And this is the judgment: the light has come into the world, and people loved the darkness rather than the light because their works were evil. For everyone who does wicked things hates the light and does not come to the light, lest his works should be exposed. But whoever does what is true comes to the light, so that it may be clearly seen that his works have been carried out in God (vv. 19-21).

There can be no true salvation for those who walk in darkness. Even for those of us who have been born again by faith in Jesus are told to remain in the light. If we do not confess our sin, the truth is not in us (1 John 1:5-10). The problem, Jesus says, is that evil men do not want to come into the light. They prefer the darkness, because they do not want God. They want to live life on their terms, not His.

Those who do come into the light, however, will find more than they bargained for. They will find not only cleansing, but life (John 5:40). They will find their hunger and thirst satisfied (John 6:35; 7:37-38). This is the truth that Nicodemus is missing. Salvation is not a way of life–it is life.

Takeaways from This Passage

Unlike some of the other conversations with Jesus that we’ll examine later, we do see Nicodemus again. In John 7, he gives a cautious defense of Jesus before the Sanhedrin (John 7:50-51). And we learn in John 19 that he helped Joseph bury the body of Jesus after the crucifixion (John 19:31-42). It’s interesting to note that Joseph is listed as a “secret” disciple, though Nicodemus is not. John is eerily silent on his fate. In any case, it appears that his time with Jesus indeed left a lasting change.

What we learn from this passage are the same truths that Nicodemus learned.
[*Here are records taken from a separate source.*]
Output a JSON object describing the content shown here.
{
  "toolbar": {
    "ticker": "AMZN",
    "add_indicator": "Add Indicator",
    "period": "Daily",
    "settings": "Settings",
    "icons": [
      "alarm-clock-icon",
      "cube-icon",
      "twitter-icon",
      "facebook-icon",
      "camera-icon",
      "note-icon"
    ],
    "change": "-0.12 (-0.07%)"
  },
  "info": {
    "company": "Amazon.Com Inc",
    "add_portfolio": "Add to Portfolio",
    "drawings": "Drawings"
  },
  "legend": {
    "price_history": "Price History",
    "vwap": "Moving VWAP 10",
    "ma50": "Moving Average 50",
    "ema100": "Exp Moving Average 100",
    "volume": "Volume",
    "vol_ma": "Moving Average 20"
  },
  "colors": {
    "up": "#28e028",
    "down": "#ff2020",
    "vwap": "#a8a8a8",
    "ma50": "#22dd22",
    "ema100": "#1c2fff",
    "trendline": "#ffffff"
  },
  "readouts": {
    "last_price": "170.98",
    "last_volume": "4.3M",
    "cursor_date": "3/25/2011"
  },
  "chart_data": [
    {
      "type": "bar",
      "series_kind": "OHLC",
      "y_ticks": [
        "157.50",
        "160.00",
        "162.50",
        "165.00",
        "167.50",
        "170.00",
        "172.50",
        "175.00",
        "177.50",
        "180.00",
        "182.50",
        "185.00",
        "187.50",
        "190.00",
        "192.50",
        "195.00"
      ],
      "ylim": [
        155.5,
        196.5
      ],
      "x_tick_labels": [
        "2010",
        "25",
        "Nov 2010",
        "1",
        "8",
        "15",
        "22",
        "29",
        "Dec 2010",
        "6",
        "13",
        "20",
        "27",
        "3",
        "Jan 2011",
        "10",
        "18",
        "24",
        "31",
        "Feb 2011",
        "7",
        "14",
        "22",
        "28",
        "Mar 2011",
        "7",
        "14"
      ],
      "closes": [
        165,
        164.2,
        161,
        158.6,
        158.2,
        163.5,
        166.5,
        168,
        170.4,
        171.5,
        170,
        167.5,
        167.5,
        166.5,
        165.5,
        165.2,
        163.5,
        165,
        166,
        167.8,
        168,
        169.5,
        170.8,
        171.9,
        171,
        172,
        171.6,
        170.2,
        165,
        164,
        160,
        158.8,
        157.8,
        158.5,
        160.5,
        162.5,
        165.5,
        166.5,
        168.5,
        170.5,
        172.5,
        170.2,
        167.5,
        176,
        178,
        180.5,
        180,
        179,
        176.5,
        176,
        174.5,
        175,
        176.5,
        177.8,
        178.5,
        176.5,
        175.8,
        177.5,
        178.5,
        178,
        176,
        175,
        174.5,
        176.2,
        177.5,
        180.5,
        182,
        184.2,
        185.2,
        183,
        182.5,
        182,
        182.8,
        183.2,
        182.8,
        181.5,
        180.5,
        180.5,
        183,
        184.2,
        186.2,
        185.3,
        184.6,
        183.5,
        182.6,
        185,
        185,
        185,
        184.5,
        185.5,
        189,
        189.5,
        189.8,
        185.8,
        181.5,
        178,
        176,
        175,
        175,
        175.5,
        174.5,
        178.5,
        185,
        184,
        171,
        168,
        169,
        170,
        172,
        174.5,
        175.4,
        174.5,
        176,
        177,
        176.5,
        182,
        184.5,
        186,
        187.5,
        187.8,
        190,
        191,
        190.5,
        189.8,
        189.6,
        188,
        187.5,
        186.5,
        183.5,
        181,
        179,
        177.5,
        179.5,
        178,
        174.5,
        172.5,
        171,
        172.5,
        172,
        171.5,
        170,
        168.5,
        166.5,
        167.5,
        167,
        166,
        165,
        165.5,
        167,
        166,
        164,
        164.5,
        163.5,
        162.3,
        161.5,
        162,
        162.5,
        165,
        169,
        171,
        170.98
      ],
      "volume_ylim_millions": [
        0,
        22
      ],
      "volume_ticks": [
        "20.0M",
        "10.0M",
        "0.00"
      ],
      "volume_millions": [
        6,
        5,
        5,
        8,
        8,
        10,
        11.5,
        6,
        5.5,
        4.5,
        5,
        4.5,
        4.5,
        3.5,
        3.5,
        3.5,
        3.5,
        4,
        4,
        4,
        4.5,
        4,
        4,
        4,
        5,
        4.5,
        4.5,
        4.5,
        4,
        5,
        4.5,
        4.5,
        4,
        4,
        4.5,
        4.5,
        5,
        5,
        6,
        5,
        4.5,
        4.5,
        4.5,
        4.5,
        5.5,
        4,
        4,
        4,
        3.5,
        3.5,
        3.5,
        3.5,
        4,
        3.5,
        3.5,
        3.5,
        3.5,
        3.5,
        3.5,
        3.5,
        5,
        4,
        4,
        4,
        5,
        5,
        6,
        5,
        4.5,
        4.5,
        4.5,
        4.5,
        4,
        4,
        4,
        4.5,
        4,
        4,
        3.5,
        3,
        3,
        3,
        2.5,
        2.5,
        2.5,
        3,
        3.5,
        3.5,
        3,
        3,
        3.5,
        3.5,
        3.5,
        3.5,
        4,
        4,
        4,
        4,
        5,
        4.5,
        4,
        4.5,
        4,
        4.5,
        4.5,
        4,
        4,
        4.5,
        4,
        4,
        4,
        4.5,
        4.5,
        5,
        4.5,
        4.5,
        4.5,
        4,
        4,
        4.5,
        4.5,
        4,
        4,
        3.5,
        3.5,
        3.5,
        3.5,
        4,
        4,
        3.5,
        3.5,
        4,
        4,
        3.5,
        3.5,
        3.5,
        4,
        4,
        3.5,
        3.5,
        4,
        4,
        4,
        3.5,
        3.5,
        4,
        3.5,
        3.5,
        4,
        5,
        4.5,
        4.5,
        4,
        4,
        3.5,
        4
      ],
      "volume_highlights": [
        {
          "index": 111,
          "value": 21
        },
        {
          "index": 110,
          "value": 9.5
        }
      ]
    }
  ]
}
We must believe that Jesus was sent from God to die for our sins out of His great love for us. We must be willing to come to Him in the light, casting all we have upon Him. That is the essence of the Gospel.

[Some of the material in this post has been adapted from my commentary That You May Believe: A Commentary on John, available here.]